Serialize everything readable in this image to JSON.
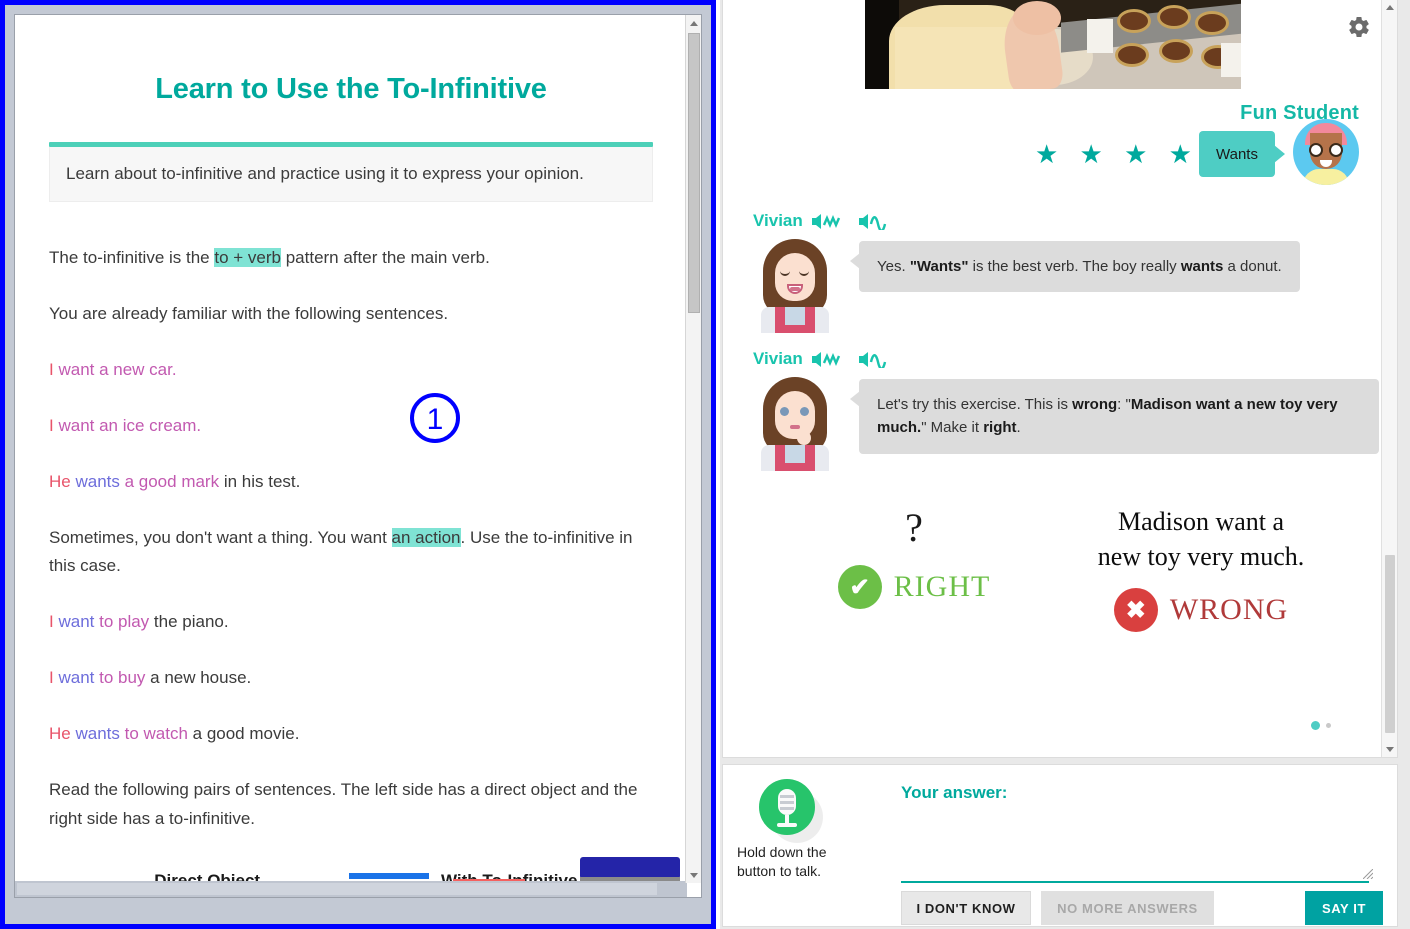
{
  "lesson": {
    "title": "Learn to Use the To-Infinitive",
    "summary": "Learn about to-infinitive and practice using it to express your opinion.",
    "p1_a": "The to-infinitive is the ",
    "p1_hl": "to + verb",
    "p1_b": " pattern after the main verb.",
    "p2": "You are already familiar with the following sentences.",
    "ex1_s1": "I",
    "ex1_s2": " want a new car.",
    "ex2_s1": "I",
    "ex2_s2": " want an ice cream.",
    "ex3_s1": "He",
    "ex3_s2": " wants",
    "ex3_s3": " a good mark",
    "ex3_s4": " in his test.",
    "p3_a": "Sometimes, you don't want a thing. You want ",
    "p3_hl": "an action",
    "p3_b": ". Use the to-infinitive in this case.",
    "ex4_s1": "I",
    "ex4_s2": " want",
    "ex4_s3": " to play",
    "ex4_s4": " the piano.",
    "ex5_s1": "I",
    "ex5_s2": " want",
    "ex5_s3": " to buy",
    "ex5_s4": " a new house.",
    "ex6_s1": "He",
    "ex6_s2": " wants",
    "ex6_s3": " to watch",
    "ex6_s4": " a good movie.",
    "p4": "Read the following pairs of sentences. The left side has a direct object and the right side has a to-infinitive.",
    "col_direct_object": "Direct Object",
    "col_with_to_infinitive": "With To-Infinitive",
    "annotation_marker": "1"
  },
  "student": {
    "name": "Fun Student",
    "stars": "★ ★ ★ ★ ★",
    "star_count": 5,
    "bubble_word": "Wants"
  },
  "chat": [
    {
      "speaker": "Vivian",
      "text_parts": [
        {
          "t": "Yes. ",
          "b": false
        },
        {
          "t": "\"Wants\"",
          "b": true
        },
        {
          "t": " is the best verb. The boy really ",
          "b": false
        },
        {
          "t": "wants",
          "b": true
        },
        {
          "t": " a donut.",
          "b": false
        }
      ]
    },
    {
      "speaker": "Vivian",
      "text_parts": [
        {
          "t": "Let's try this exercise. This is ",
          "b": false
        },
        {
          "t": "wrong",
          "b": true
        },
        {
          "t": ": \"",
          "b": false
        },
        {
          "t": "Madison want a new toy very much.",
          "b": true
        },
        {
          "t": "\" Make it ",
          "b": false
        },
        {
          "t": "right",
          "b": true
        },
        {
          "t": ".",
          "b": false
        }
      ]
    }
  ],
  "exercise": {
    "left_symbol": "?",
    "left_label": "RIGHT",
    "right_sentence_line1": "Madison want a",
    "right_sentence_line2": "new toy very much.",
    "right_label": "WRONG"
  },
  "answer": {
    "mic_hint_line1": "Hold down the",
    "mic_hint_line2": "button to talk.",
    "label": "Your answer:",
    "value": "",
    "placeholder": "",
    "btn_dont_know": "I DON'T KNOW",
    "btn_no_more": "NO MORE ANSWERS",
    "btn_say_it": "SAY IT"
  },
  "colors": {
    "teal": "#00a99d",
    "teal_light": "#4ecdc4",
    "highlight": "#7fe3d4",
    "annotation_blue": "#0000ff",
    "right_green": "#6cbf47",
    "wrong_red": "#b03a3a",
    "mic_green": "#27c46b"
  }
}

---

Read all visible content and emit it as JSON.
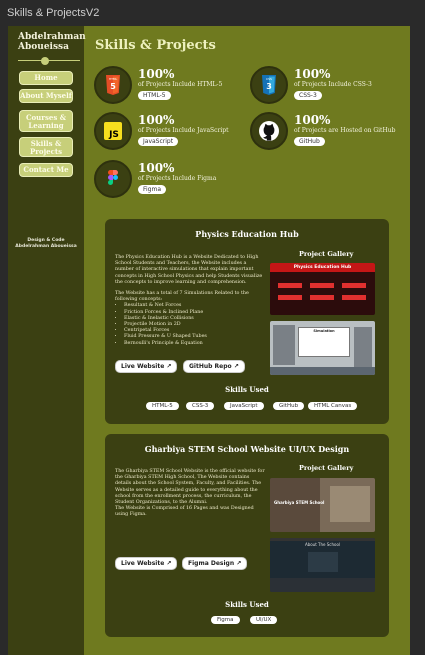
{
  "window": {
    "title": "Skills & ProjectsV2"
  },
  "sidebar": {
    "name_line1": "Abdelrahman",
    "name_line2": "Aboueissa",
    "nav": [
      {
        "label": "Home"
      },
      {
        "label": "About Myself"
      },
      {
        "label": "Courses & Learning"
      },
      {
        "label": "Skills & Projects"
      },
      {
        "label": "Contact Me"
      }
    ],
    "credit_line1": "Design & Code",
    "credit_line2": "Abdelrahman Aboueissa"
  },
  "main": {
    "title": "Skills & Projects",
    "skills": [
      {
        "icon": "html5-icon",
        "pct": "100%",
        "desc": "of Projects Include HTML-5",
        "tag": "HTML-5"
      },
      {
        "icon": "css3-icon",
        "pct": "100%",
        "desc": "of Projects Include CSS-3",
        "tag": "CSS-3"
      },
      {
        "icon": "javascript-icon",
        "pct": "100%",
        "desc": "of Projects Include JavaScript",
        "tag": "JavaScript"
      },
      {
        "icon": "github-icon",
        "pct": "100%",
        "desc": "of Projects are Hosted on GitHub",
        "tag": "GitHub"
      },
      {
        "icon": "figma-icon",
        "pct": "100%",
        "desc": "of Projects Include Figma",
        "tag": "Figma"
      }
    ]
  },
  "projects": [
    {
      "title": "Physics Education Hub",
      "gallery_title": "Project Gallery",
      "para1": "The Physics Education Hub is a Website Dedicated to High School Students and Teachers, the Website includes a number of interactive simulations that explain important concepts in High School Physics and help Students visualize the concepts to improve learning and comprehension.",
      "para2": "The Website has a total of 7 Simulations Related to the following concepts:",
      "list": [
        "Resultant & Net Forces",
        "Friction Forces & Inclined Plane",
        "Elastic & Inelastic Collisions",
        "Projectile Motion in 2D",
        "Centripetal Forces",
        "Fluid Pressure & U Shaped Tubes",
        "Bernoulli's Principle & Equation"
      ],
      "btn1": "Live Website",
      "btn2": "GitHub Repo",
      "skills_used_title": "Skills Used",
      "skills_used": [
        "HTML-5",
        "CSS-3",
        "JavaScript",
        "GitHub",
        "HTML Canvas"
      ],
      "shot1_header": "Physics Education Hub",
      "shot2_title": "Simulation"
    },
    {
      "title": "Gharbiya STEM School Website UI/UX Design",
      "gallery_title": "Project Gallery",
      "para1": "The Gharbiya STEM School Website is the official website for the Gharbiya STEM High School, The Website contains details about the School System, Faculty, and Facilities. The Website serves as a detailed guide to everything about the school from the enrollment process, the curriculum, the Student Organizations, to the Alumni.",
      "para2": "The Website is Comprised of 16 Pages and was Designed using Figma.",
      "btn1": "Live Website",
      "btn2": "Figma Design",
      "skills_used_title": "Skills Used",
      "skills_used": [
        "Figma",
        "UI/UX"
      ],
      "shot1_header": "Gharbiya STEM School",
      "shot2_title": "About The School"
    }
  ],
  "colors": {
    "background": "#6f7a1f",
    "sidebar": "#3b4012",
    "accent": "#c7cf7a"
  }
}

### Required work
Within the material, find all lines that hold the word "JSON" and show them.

### The answer
Serialize everything readable in this image to JSON.
Read all visible content and emit it as JSON.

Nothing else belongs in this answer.